- Food & Drink
- New Year’s Eve
- Do This
At long last (well, it felt like forever, okay?) Austin Street Brewery will be opening the doors for a grand opening of their tasting room for samples and growlers. I got a preview of some of their beer a while back, and I can say that the small-batch brews are of high quality and have an interesting and unique vision to them. The tasting room opens on Saturday, April 12 from 12-5pm and the brewery’s debut brew, Patina Pale will be on tap to sample and take home. The delicate and beautifully balanced beer is one that I look forward to tasting each time I’ve had the opportunity. In addition, there will be tasters of a different pilot beer, and the Wicked Good Food Truck (mmn, chicken and waffles!) will be on hand for tasty treats.
I never got the hang of watching basketball – too many squeaky sneakers going back and forth, so I have a tendency to ignore the “March Madness” posts on my various feeds. That was, until I ran across the Maine Madness Beer Tournament. Divided into categories for the different “regions” voting has been taking place at the different levels for several weeks. Last week, the winner – Rising Tide Brewing Company’s Maine Island Trail Ale, a.k.a. MITA (check out my review of it from last summer for a refresher on this beer’s background) beat out Allagash Curieux for the top spot. To check out the various battles (including a major upset victory over Maine Beer Company’s Lunch) can check out the full bracket here. A victory celebration will happen at Rising Tide on Tuesday from 6-7pm, where an official trophy will be presented. On the heels of this victory, though I assume it has been in planning for some time, is that MITA will be released in cans beginning on May 1st.

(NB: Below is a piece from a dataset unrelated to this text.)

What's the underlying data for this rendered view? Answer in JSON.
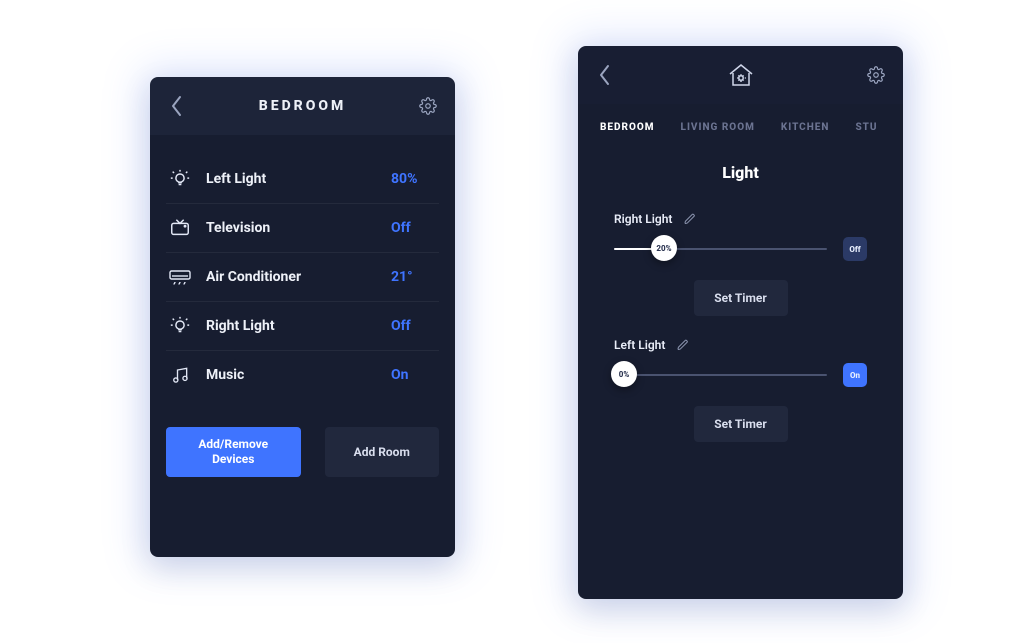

Sebago Brewing Company announced earlier in the week that they would continue to brew their Trekker Pale Ale as a fundraiser for their Trek Across Maine cycling team, lead by Brewer Jon Clegg for a sixth consecutive year. In addition to the beer being a fundraiser, there’s also an opportunity for anyone that wants to be brewer for a day. A limited set of 20 participants can pay $100 for the experience of brewing a production-sized batch of Trekker Pale Ale at the Gorham brewery during Brew for a Cause on April 26. Clegg will guide participants through the brewing process – and will later lead the over 30 member strong team across the Trek. Anyone participating in the hands-on experience also gets lunch, and a growler of Trekker that you brewed (once it’s done, of course!) as well as full “bragging rights.” All of the proceeds go towards the Trek, which is a fundraiser for the American Lung Association.
Sometimes on Twitter, I’ll mention something about Portland beer and get responses from Oregonians, thinking I was referring to the other Portland. Well, this time I checked twice, and this beer-centric announcement is actually for OUR Portland. Sierra Nevada, one of the largest breweries in the U.S., has announced that the Beer Camp Across America Festival will be happening in Portland Maine on August first – at the under-development location of Thompson’s point. What’s a Beer Camp Across America Festival?
Here’s what you need to know:
The tour stop in Portland will be the smallest city of seven on the list (which doesn’t include Portland Oregon). Participants can buy tickets to just one fest, or make their own beer trip around the fests with a pass for them all. This is definitely something we should be happy about – especially because it will happen because of some great legislative changes. Senate President Justin Alfond introduced a bill that simplifies the regulations affecting tastings and festival. Gov. Paul LePage signed the emergency bill, L.D. 1637, into law on Tuesday – and it makes it easier for both organizer and brewery participants to get involved. More info about the festival can be found here.
Speaking of legislation that makes it easier to be a beer geek in Maine… this week saw the end of the controversial and outdated law prohibiting the display of alcohol content by volume (ABV) on brewery and bar signage and menus. We can now be more informed consumers, thanks to Rep. Louis Luchini of Ellsworth who sponsored the bill that repealed the law, and thanks to those that spoke out in favor or more information getting to beer drinkers. I’ll raise a glass to that!